§ **Items listed in a dataset**
* * *

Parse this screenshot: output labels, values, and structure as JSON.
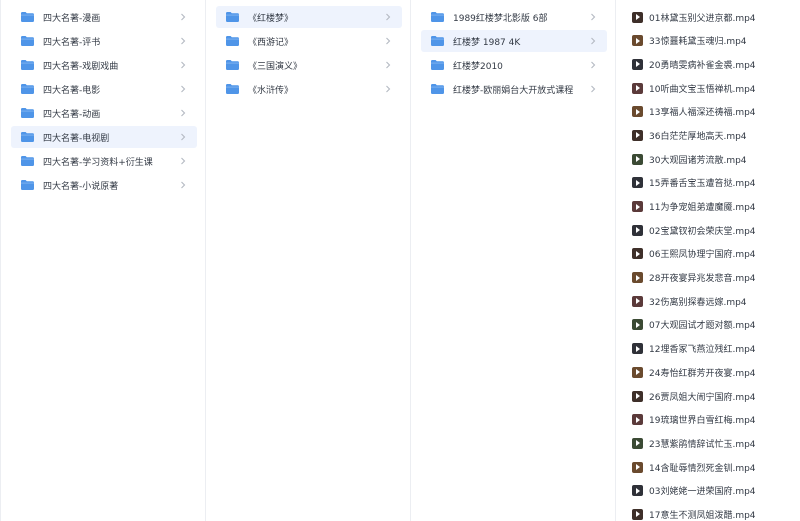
{
  "column1": {
    "items": [
      {
        "label": "四大名著-漫画",
        "selected": false
      },
      {
        "label": "四大名著-评书",
        "selected": false
      },
      {
        "label": "四大名著-戏剧戏曲",
        "selected": false
      },
      {
        "label": "四大名著-电影",
        "selected": false
      },
      {
        "label": "四大名著-动画",
        "selected": false
      },
      {
        "label": "四大名著-电视剧",
        "selected": true
      },
      {
        "label": "四大名著-学习资料+衍生课",
        "selected": false
      },
      {
        "label": "四大名著-小说原著",
        "selected": false
      }
    ]
  },
  "column2": {
    "items": [
      {
        "label": "《红楼梦》",
        "selected": true
      },
      {
        "label": "《西游记》",
        "selected": false
      },
      {
        "label": "《三国演义》",
        "selected": false
      },
      {
        "label": "《水浒传》",
        "selected": false
      }
    ]
  },
  "column3": {
    "items": [
      {
        "label": "1989红楼梦北影版 6部",
        "selected": false
      },
      {
        "label": "红楼梦 1987 4K",
        "selected": true
      },
      {
        "label": "红楼梦2010",
        "selected": false
      },
      {
        "label": "红楼梦-欧丽娟台大开放式课程",
        "selected": false
      }
    ]
  },
  "column4": {
    "files": [
      "01林黛玉别父进京都.mp4",
      "33惊噩耗黛玉魂归.mp4",
      "20勇晴雯病补雀金裘.mp4",
      "10听曲文宝玉悟禅机.mp4",
      "13享福人福深还祷福.mp4",
      "36白茫茫厚地高天.mp4",
      "30大观园诸芳流散.mp4",
      "15弄番舌宝玉遭笞挞.mp4",
      "11为争宠姐弟遭魔魇.mp4",
      "02宝黛钗初会荣庆堂.mp4",
      "06王熙凤协理宁国府.mp4",
      "28开夜宴异兆发悲音.mp4",
      "32伤离别探春远嫁.mp4",
      "07大观园试才题对额.mp4",
      "12埋香冢飞燕泣残红.mp4",
      "24寿怡红群芳开夜宴.mp4",
      "26贾凤姐大闹宁国府.mp4",
      "19琉璃世界白雪红梅.mp4",
      "23慧紫鹃情辞试忙玉.mp4",
      "14含耻辱情烈死金钏.mp4",
      "03刘姥姥一进荣国府.mp4",
      "17意生不测凤姐泼醋.mp4"
    ]
  },
  "colors": {
    "folder": "#4f95e8",
    "selected_bg": "#eef3fd",
    "chevron": "#b4b9c2",
    "divider": "#eceef2",
    "text": "#333a45"
  },
  "icons": {
    "folder": "folder-icon",
    "chevron": "chevron-right-icon",
    "video": "video-file-icon"
  }
}
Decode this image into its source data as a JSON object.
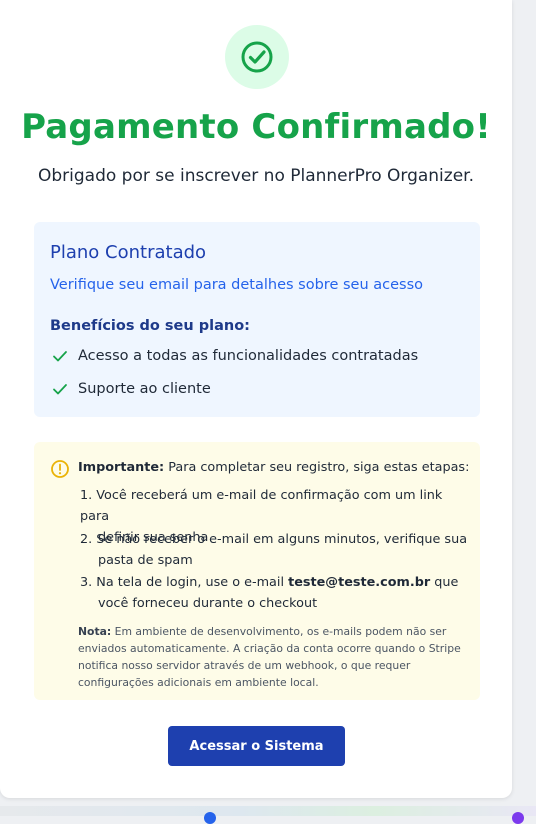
{
  "header": {
    "title": "Pagamento Confirmado!",
    "subtitle": "Obrigado por se inscrever no PlannerPro Organizer."
  },
  "plan": {
    "title": "Plano Contratado",
    "description": "Verifique seu email para detalhes sobre seu acesso",
    "benefits_heading": "Benefícios do seu plano:",
    "benefits": [
      "Acesso a todas as funcionalidades contratadas",
      "Suporte ao cliente"
    ]
  },
  "important": {
    "label": "Importante:",
    "intro": "Para completar seu registro, siga estas etapas:",
    "steps": [
      {
        "line1": "1. Você receberá um e-mail de confirmação com um link para",
        "line2": "definir sua senha"
      },
      {
        "line1": "2. Se não receber o e-mail em alguns minutos, verifique sua",
        "line2": "pasta de spam"
      },
      {
        "line1_pre": "3. Na tela de login, use o e-mail ",
        "email": "teste@teste.com.br",
        "line1_post": " que",
        "line2": "você forneceu durante o checkout"
      }
    ],
    "note_label": "Nota:",
    "note_lines": [
      "Em ambiente de desenvolvimento, os e-mails podem não ser",
      "enviados automaticamente. A criação da conta ocorre quando o Stripe",
      "notifica nosso servidor através de um webhook, o que requer",
      "configurações adicionais em ambiente local."
    ]
  },
  "action": {
    "button_label": "Acessar o Sistema"
  },
  "colors": {
    "success": "#16a34a",
    "success_bg": "#dcfce7",
    "plan_bg": "#eff6ff",
    "plan_title": "#1e40af",
    "warning_bg": "#fefce8",
    "warning_icon": "#eab308",
    "button": "#1e40af"
  },
  "icons": {
    "status": "check-circle-icon",
    "benefit": "check-icon",
    "warning": "exclamation-circle-icon"
  }
}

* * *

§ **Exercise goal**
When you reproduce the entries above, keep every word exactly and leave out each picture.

§ **Result below**
Parse this screenshot: output labels, values, and structure as JSON.
{
  "column1": {
    "items": [
      {
        "label": "四大名著-漫画",
        "selected": false
      },
      {
        "label": "四大名著-评书",
        "selected": false
      },
      {
        "label": "四大名著-戏剧戏曲",
        "selected": false
      },
      {
        "label": "四大名著-电影",
        "selected": false
      },
      {
        "label": "四大名著-动画",
        "selected": false
      },
      {
        "label": "四大名著-电视剧",
        "selected": true
      },
      {
        "label": "四大名著-学习资料+衍生课",
        "selected": false
      },
      {
        "label": "四大名著-小说原著",
        "selected": false
      }
    ]
  },
  "column2": {
    "items": [
      {
        "label": "《红楼梦》",
        "selected": true
      },
      {
        "label": "《西游记》",
        "selected": false
      },
      {
        "label": "《三国演义》",
        "selected": false
      },
      {
        "label": "《水浒传》",
        "selected": false
      }
    ]
  },
  "column3": {
    "items": [
      {
        "label": "1989红楼梦北影版 6部",
        "selected": false
      },
      {
        "label": "红楼梦 1987 4K",
        "selected": true
      },
      {
        "label": "红楼梦2010",
        "selected": false
      },
      {
        "label": "红楼梦-欧丽娟台大开放式课程",
        "selected": false
      }
    ]
  },
  "column4": {
    "files": [
      "01林黛玉别父进京都.mp4",
      "33惊噩耗黛玉魂归.mp4",
      "20勇晴雯病补雀金裘.mp4",
      "10听曲文宝玉悟禅机.mp4",
      "13享福人福深还祷福.mp4",
      "36白茫茫厚地高天.mp4",
      "30大观园诸芳流散.mp4",
      "15弄番舌宝玉遭笞挞.mp4",
      "11为争宠姐弟遭魔魇.mp4",
      "02宝黛钗初会荣庆堂.mp4",
      "06王熙凤协理宁国府.mp4",
      "28开夜宴异兆发悲音.mp4",
      "32伤离别探春远嫁.mp4",
      "07大观园试才题对额.mp4",
      "12埋香冢飞燕泣残红.mp4",
      "24寿怡红群芳开夜宴.mp4",
      "26贾凤姐大闹宁国府.mp4",
      "19琉璃世界白雪红梅.mp4",
      "23慧紫鹃情辞试忙玉.mp4",
      "14含耻辱情烈死金钏.mp4",
      "03刘姥姥一进荣国府.mp4",
      "17意生不测凤姐泼醋.mp4"
    ]
  },
  "colors": {
    "folder": "#4f95e8",
    "selected_bg": "#eef3fd",
    "chevron": "#b4b9c2",
    "divider": "#eceef2",
    "text": "#333a45"
  },
  "icons": {
    "folder": "folder-icon",
    "chevron": "chevron-right-icon",
    "video": "video-file-icon"
  }
}
Decode this image into its source data as a JSON object.
{
  "header": {
    "title": "Pagamento Confirmado!",
    "subtitle": "Obrigado por se inscrever no PlannerPro Organizer."
  },
  "plan": {
    "title": "Plano Contratado",
    "description": "Verifique seu email para detalhes sobre seu acesso",
    "benefits_heading": "Benefícios do seu plano:",
    "benefits": [
      "Acesso a todas as funcionalidades contratadas",
      "Suporte ao cliente"
    ]
  },
  "important": {
    "label": "Importante:",
    "intro": "Para completar seu registro, siga estas etapas:",
    "steps": [
      {
        "line1": "1. Você receberá um e-mail de confirmação com um link para",
        "line2": "definir sua senha"
      },
      {
        "line1": "2. Se não receber o e-mail em alguns minutos, verifique sua",
        "line2": "pasta de spam"
      },
      {
        "line1_pre": "3. Na tela de login, use o e-mail ",
        "email": "teste@teste.com.br",
        "line1_post": " que",
        "line2": "você forneceu durante o checkout"
      }
    ],
    "note_label": "Nota:",
    "note_lines": [
      "Em ambiente de desenvolvimento, os e-mails podem não ser",
      "enviados automaticamente. A criação da conta ocorre quando o Stripe",
      "notifica nosso servidor através de um webhook, o que requer",
      "configurações adicionais em ambiente local."
    ]
  },
  "action": {
    "button_label": "Acessar o Sistema"
  },
  "colors": {
    "success": "#16a34a",
    "success_bg": "#dcfce7",
    "plan_bg": "#eff6ff",
    "plan_title": "#1e40af",
    "warning_bg": "#fefce8",
    "warning_icon": "#eab308",
    "button": "#1e40af"
  },
  "icons": {
    "status": "check-circle-icon",
    "benefit": "check-icon",
    "warning": "exclamation-circle-icon"
  }
}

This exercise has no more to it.